#### Assignment:
Give back the entries exactly as they read, leaving each image out.

App and web page records
◇ ◇ ◇ ◇

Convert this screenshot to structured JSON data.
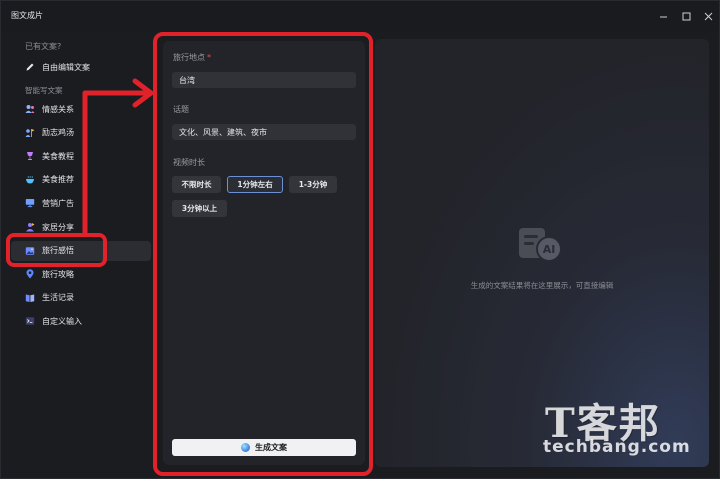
{
  "window": {
    "title": "图文成片"
  },
  "sidebar": {
    "section_have_copy": "已有文案?",
    "free_edit": "自由编辑文案",
    "section_smart": "智能写文案",
    "items": [
      {
        "label": "情感关系",
        "icon": "people-icon",
        "color": "#8fb2ff"
      },
      {
        "label": "励志鸡汤",
        "icon": "person-flag-icon",
        "color": "#7fa8ff"
      },
      {
        "label": "美食教程",
        "icon": "goblet-icon",
        "color": "#c37cff"
      },
      {
        "label": "美食推荐",
        "icon": "bowl-icon",
        "color": "#4ec3ff"
      },
      {
        "label": "营销广告",
        "icon": "monitor-icon",
        "color": "#6fa0ff"
      },
      {
        "label": "家居分享",
        "icon": "home-person-icon",
        "color": "#8c7cff"
      },
      {
        "label": "旅行感悟",
        "icon": "photo-icon",
        "color": "#6d8dff",
        "active": true
      },
      {
        "label": "旅行攻略",
        "icon": "map-pin-icon",
        "color": "#5c86ff"
      },
      {
        "label": "生活记录",
        "icon": "book-icon",
        "color": "#6f8cff"
      },
      {
        "label": "自定义输入",
        "icon": "terminal-icon",
        "color": "#7d8cff"
      }
    ]
  },
  "form": {
    "location_label": "旅行地点",
    "location_required": "*",
    "location_value": "台湾",
    "topic_label": "话题",
    "topic_value": "文化、风景、建筑、夜市",
    "duration_label": "视频时长",
    "durations": [
      {
        "label": "不限时长",
        "selected": false
      },
      {
        "label": "1分钟左右",
        "selected": true
      },
      {
        "label": "1-3分钟",
        "selected": false
      },
      {
        "label": "3分钟以上",
        "selected": false
      }
    ],
    "generate_label": "生成文案"
  },
  "preview": {
    "hint": "生成的文案结果将在这里展示，可直接编辑",
    "icon_text": "AI"
  },
  "watermark": {
    "chinese": "T客邦",
    "domain": "techbang.com"
  },
  "colors": {
    "accent_red": "#e1222a",
    "selected_border": "#6d8fd6"
  }
}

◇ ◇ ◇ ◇

#### Exercise solution:
Convert this screenshot to structured JSON data.
{
  "window": {
    "title": "图文成片"
  },
  "sidebar": {
    "section_have_copy": "已有文案?",
    "free_edit": "自由编辑文案",
    "section_smart": "智能写文案",
    "items": [
      {
        "label": "情感关系",
        "icon": "people-icon",
        "color": "#8fb2ff"
      },
      {
        "label": "励志鸡汤",
        "icon": "person-flag-icon",
        "color": "#7fa8ff"
      },
      {
        "label": "美食教程",
        "icon": "goblet-icon",
        "color": "#c37cff"
      },
      {
        "label": "美食推荐",
        "icon": "bowl-icon",
        "color": "#4ec3ff"
      },
      {
        "label": "营销广告",
        "icon": "monitor-icon",
        "color": "#6fa0ff"
      },
      {
        "label": "家居分享",
        "icon": "home-person-icon",
        "color": "#8c7cff"
      },
      {
        "label": "旅行感悟",
        "icon": "photo-icon",
        "color": "#6d8dff",
        "active": true
      },
      {
        "label": "旅行攻略",
        "icon": "map-pin-icon",
        "color": "#5c86ff"
      },
      {
        "label": "生活记录",
        "icon": "book-icon",
        "color": "#6f8cff"
      },
      {
        "label": "自定义输入",
        "icon": "terminal-icon",
        "color": "#7d8cff"
      }
    ]
  },
  "form": {
    "location_label": "旅行地点",
    "location_required": "*",
    "location_value": "台湾",
    "topic_label": "话题",
    "topic_value": "文化、风景、建筑、夜市",
    "duration_label": "视频时长",
    "durations": [
      {
        "label": "不限时长",
        "selected": false
      },
      {
        "label": "1分钟左右",
        "selected": true
      },
      {
        "label": "1-3分钟",
        "selected": false
      },
      {
        "label": "3分钟以上",
        "selected": false
      }
    ],
    "generate_label": "生成文案"
  },
  "preview": {
    "hint": "生成的文案结果将在这里展示，可直接编辑",
    "icon_text": "AI"
  },
  "watermark": {
    "chinese": "T客邦",
    "domain": "techbang.com"
  },
  "colors": {
    "accent_red": "#e1222a",
    "selected_border": "#6d8fd6"
  }
}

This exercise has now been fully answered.